"A JDAM allows you to target faster," said a combat controller named Jason, who did not want his last name used. "I can hit six different targets with six different JDAMs on one drop -- and it will totally shift the momentum of the battle."

Combat controllers must understand the capabilities of every jet in the sky and the blast radius of the different weapons they drop. In Air Force parlance, every bomb has a PI factor -- short for "personnel incapacitation."

For a 2,000-pound bomb, for example, controllers know that friendly forces must be 500 meters away to ensure their safety. A 2,000-pound bomb is so powerful that, even at 225 meters -- a distance greater than two football fields -- the PI factor would be 10 percent, meaning that 10 percent of friendly forces would be incapacitated for at least five minutes.

Another combat controller, a 27-year-old staff sergeant named Mike, who also asked that his last name not be used, returned here from Afghanistan with a whole new appreciation for personnel incapacitation.

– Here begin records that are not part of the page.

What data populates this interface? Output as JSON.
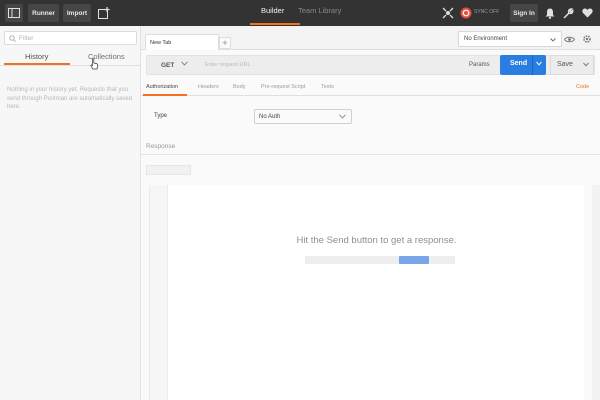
{
  "topbar": {
    "runner_label": "Runner",
    "import_label": "Import",
    "tabs": [
      {
        "label": "Builder",
        "active": true
      },
      {
        "label": "Team Library",
        "active": false
      }
    ],
    "sync_status": "SYNC OFF",
    "signin_label": "Sign In",
    "accent_color": "#f47023"
  },
  "sidebar": {
    "filter_placeholder": "Filter",
    "tabs": [
      {
        "label": "History",
        "active": true
      },
      {
        "label": "Collections",
        "active": false
      }
    ],
    "empty_message": "Nothing in your history yet. Requests that you send through Postman are automatically saved here."
  },
  "main": {
    "request_tab_label": "New Tab",
    "add_tab_label": "+",
    "environment": "No Environment",
    "method": "GET",
    "url_placeholder": "Enter request URL",
    "params_label": "Params",
    "send_label": "Send",
    "send_color": "#2a7de1",
    "save_label": "Save",
    "request_tabs": [
      {
        "label": "Authorization",
        "active": true
      },
      {
        "label": "Headers",
        "active": false
      },
      {
        "label": "Body",
        "active": false
      },
      {
        "label": "Pre-request Script",
        "active": false
      },
      {
        "label": "Tests",
        "active": false
      }
    ],
    "code_label": "Code",
    "auth": {
      "type_label": "Type",
      "selected": "No Auth"
    },
    "response_label": "Response",
    "response_hint": "Hit the Send button to get a response."
  }
}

He was 50 feet away from a JDAM detonation.

He had just called in an airstrike on Taliban and al Qaeda prisoners during a riot at the Qala-i-Jhangi prison outside Mazar-e Sharif in late November. But instead of entering the enemy's coordinates into the bomb, a pilot apparently punched in those of Mike and other friendly forces instead.

A Northern Alliance tank absorbed much of the impact. "I can't see anything, I can't hear anything, my whole body is in shock from the explosion," Mike said, describing how the blast propelled him 30 feet into the air. "Before I hit the ground, I thought, 'I'm probably dead right now.' "

Although the blast flipped the tank upside down and killed several Northern Alliance fighters inside, Mike survived, suffering only scratched corneas and perforated eardrums.

Not everyone was so fortunate. Tech. Sgt. John A. Chapman, a combat controller, was one of seven soldiers killed in early March when a helicopter inserting Special Forces troops during the U.S. offensive against al Qaeda in the Shahikot valley came under fire. Another was shot on the battlefield north of Kandahar in December and lost an arm.

Back in Special Forces training, Mike remembers the ribbing he took when he arrived at Fort Bragg, N.C., for Army jump training. "You show up as an Air Force controller and they say, 'What are you doing here?' " Mike recalled. "We've always been the guys in the middle of the mix, the guys no one really talks about -- until now."